Fourth, the Court’s observations also raise a timing issue. The Court states that the order of the Bombay High Court was issued on June 7, 2002, which itself constituted an instrument that is liable for stamp duty, although the order of the Gujarat High Court only came later. It also notes that RIL ought to have paid with reference to the date of the Bombay High Court order, without having regard to the Gujarat High Court proceedings. This is bound to cause severe practical difficulties. For example, it would require a party (A) to pay stamp duty on an order granted by one of the courts (X) without having any certainty that the scheme would be approved in respect of the other party (B) by the other court (Y). If court Y does not sanction the scheme, there is no transfer while A would have already incurred an obligation to pay stamp duty. This is again an unintended consequence of treating a transfer by way of a scheme of arrangement as two instruments representing the orders of the two High Courts involved.

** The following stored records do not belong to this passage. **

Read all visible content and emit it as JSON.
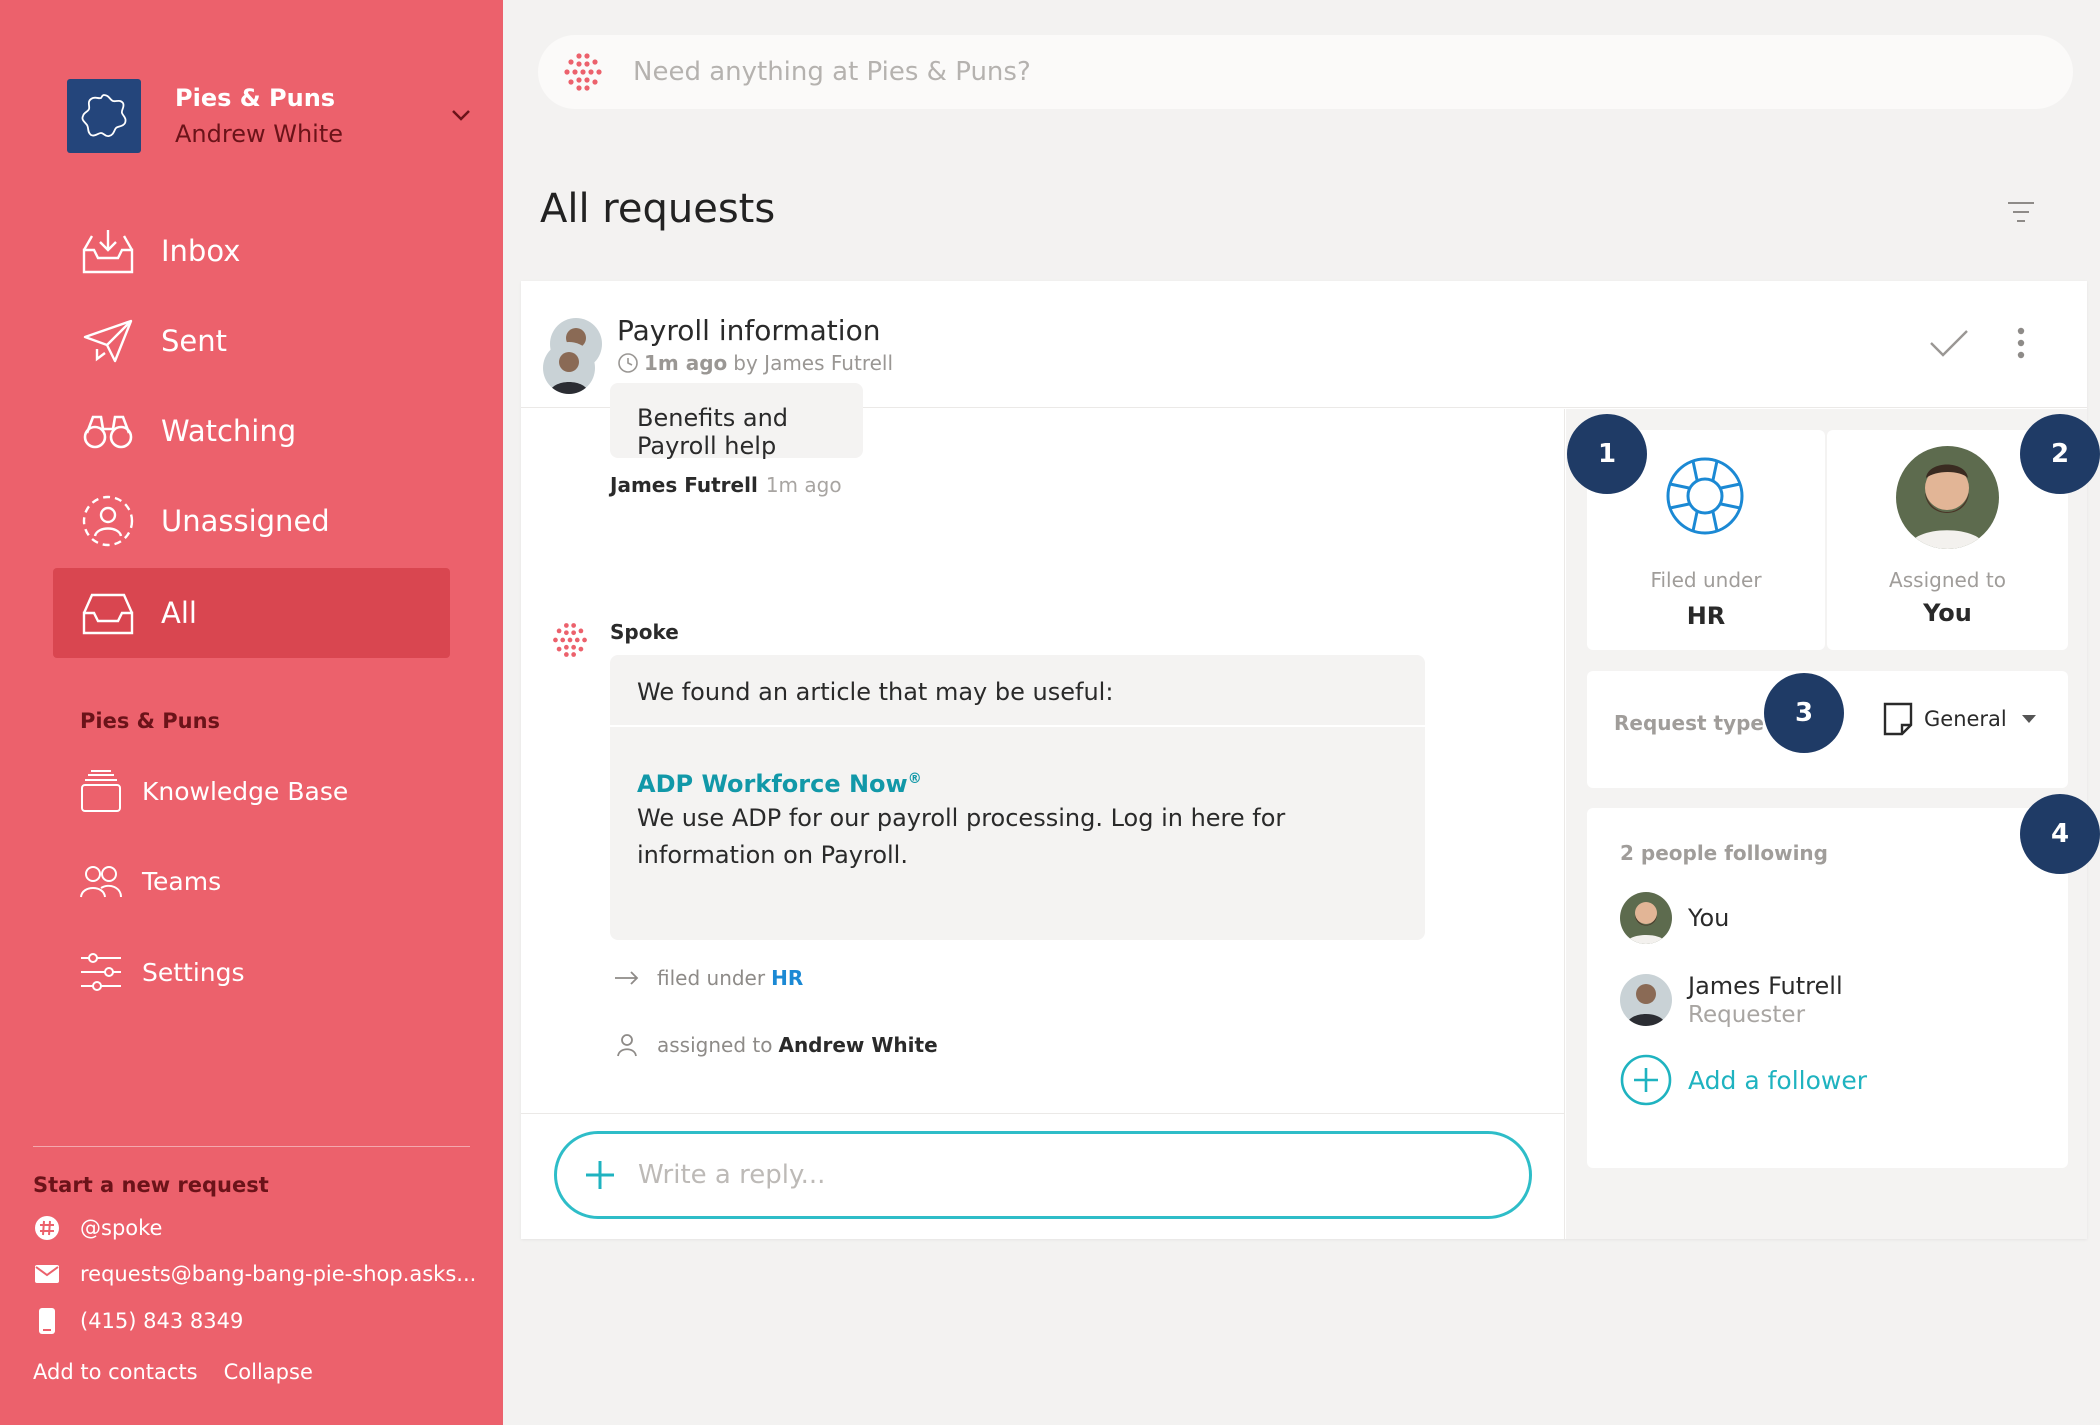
{
  "workspace": {
    "name": "Pies & Puns",
    "user": "Andrew White"
  },
  "nav": [
    {
      "label": "Inbox",
      "icon": "inbox-icon"
    },
    {
      "label": "Sent",
      "icon": "paper-plane-icon"
    },
    {
      "label": "Watching",
      "icon": "binoculars-icon"
    },
    {
      "label": "Unassigned",
      "icon": "unassigned-user-icon"
    },
    {
      "label": "All",
      "icon": "tray-icon",
      "active": true
    }
  ],
  "section_label": "Pies & Puns",
  "secondary_nav": [
    {
      "label": "Knowledge Base",
      "icon": "stack-icon"
    },
    {
      "label": "Teams",
      "icon": "people-icon"
    },
    {
      "label": "Settings",
      "icon": "sliders-icon"
    }
  ],
  "start_request": {
    "label": "Start a new request",
    "slack": "@spoke",
    "email": "requests@bang-bang-pie-shop.asks...",
    "phone": "(415) 843 8349"
  },
  "footer": {
    "add_contacts": "Add to contacts",
    "collapse": "Collapse"
  },
  "search": {
    "placeholder": "Need anything at Pies & Puns?"
  },
  "page_title": "All requests",
  "request": {
    "title": "Payroll information",
    "time": "1m ago",
    "by": "by James Futrell"
  },
  "thread": {
    "msg1": {
      "author": "James Futrell",
      "time": "1m ago",
      "text": "Benefits and Payroll help"
    },
    "msg2": {
      "author": "Spoke",
      "intro": "We found an article that may be useful:",
      "article_title": "ADP Workforce Now",
      "article_mark": "®",
      "article_text": "We use ADP for our payroll processing. Log in here for information on Payroll."
    },
    "event_filed": {
      "prefix": "filed under",
      "value": "HR"
    },
    "event_assigned": {
      "prefix": "assigned to",
      "value": "Andrew White"
    },
    "reply_placeholder": "Write a reply..."
  },
  "details": {
    "filed_caption": "Filed under",
    "filed_value": "HR",
    "assigned_caption": "Assigned to",
    "assigned_value": "You",
    "request_type_label": "Request type",
    "request_type_value": "General"
  },
  "followers": {
    "title": "2 people following",
    "items": [
      {
        "name": "You",
        "role": ""
      },
      {
        "name": "James Futrell",
        "role": "Requester"
      }
    ],
    "add_label": "Add a follower"
  },
  "badges": [
    "1",
    "2",
    "3",
    "4"
  ],
  "colors": {
    "sidebar": "#ec616c",
    "active": "#d94650",
    "accent": "#1fb3c0",
    "badge": "#1f3b66",
    "link": "#1b89d4"
  }
}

In all, the decision of the Bombay High Court magnifies the stamp duty on a scheme of amalgamation. Granted that parties should not resort to schemes of arrangement as a means of evading stamp duty that would have otherwise been payable on a transfer through a private contractual arrangement between the parties. The present approach would have the effect of penalizing parties for choosing a scheme of arrangement (which is a more transparent process with greater shareholder and creditor protection) than a private sale (which does not confer those benefits).
It is difficult to argue against the textual interpretation of the Bombay Stamp Act that the Court indulged in. The effect of a scheme of arrangement has been a thorny issue elsewhere too. For example, in The Oriental Insurance Co. Ltd. v. Reliance National Asia Re Pte. Ltd.,  SGCA 18, the Singapore Court of Appeal took note of the differing approaches followed by courts regarding schemes of arrangement. While the English approach embodied in the Privy Council decision of Kempe v. Ambassador Insurance Co.,  1 WLR 271 took the view that a scheme of arrangement derived its efficacy purely from statute and operated as a “statutory contract”, the Australian approach stated that the scheme of arrangement derived its efficacy from the order of the court and that it in fact operated as an order of the court. After considering both these approaches, the Singapore courts opted for the Australian one treating the scheme as an order of the court.
In this sense, the Bombay High Court’s view is consistent with the above. But, its application without having regarding to the objects and purpose of chargeability of stamp duty would lead to an incongruous outcome.